DATA SUPPLIED

◇ ◇ ◇ ◇ ◇

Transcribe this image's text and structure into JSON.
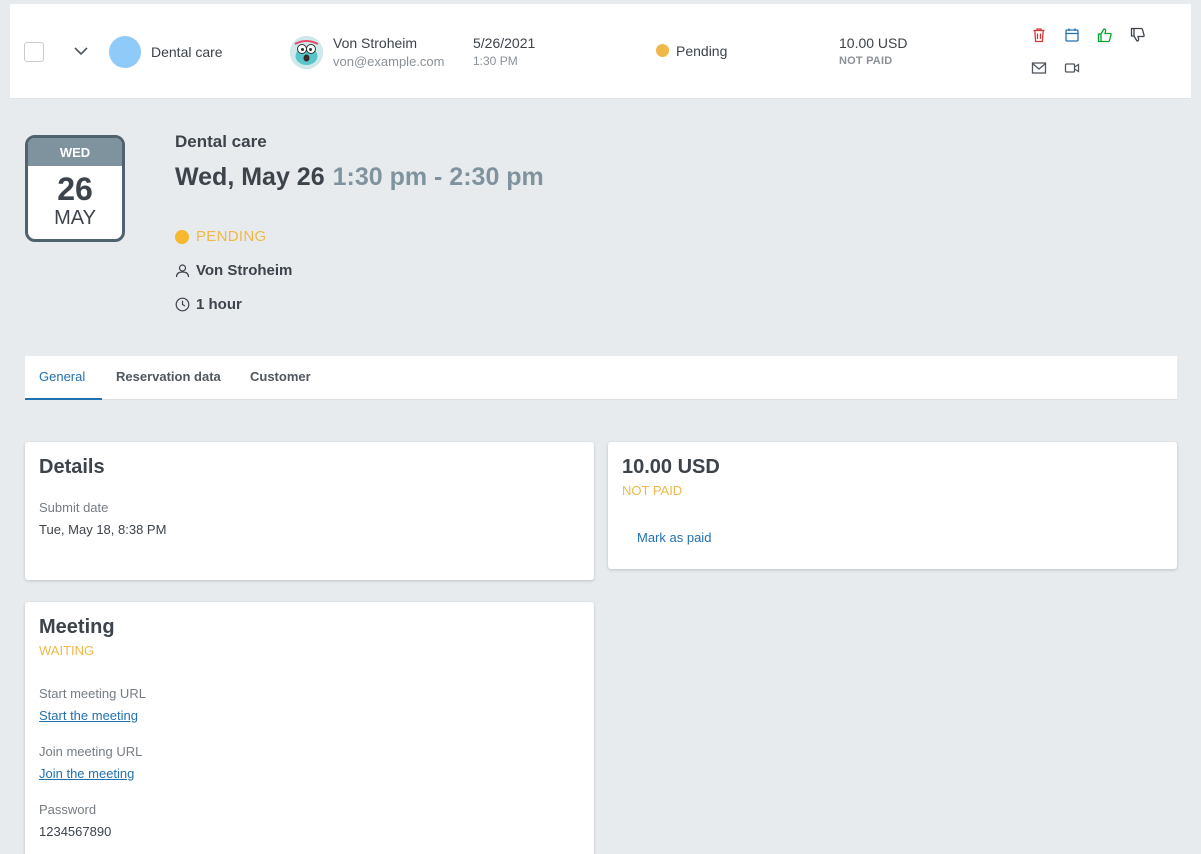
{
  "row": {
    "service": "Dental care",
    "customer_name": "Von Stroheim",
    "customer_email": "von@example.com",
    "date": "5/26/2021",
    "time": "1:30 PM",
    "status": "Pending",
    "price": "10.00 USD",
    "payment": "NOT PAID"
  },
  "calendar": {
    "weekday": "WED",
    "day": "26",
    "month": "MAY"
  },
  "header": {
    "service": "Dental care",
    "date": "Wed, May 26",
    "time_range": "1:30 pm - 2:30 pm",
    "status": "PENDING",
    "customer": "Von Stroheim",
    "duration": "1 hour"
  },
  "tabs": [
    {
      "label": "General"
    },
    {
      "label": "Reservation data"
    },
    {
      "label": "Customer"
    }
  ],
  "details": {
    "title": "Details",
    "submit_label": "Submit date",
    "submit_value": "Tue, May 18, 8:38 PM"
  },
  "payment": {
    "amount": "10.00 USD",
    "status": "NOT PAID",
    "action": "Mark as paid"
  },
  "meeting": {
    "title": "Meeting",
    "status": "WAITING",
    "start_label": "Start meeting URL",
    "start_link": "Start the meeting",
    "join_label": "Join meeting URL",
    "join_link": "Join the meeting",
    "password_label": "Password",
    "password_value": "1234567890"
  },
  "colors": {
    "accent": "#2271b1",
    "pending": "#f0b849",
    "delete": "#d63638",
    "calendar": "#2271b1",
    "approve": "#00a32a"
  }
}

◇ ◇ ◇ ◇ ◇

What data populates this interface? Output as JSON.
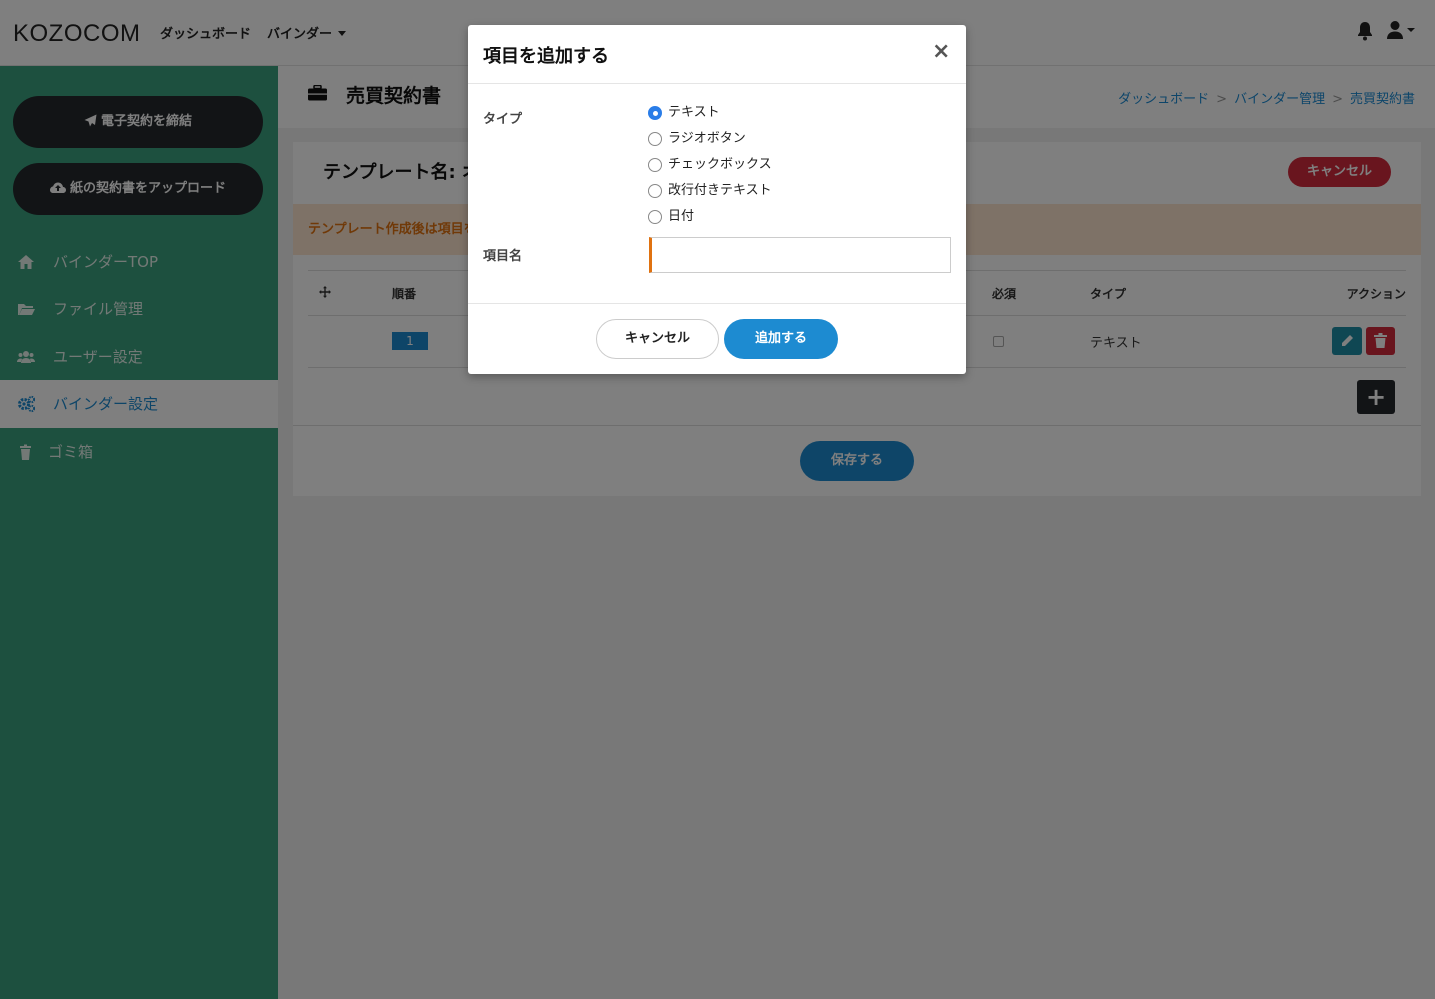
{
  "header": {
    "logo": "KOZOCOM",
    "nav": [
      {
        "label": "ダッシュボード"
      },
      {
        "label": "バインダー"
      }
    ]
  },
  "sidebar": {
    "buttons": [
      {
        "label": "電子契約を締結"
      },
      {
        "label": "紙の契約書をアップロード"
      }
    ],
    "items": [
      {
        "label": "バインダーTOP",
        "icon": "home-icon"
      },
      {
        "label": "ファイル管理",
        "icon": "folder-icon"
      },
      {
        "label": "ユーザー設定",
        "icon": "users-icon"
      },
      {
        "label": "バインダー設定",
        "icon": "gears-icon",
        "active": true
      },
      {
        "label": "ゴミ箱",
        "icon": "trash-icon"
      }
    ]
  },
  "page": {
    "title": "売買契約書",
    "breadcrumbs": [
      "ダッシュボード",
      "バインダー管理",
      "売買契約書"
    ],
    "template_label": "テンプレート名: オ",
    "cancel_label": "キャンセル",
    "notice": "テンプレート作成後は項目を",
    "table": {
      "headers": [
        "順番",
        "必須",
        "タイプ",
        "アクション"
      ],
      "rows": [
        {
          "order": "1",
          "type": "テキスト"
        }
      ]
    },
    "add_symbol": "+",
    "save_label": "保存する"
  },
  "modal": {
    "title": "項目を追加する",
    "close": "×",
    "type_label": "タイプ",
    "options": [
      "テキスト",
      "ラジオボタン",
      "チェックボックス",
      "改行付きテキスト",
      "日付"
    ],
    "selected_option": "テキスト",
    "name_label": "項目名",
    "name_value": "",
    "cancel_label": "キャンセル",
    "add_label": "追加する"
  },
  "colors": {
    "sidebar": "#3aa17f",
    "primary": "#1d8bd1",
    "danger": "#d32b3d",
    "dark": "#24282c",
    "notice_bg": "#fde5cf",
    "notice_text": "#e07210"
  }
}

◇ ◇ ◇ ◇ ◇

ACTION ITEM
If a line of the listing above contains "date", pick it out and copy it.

SOLUTION FOR THIS TASK
    "date": "5/26/2021",
    "date": "Wed, May 26",
    "submit_label": "Submit date",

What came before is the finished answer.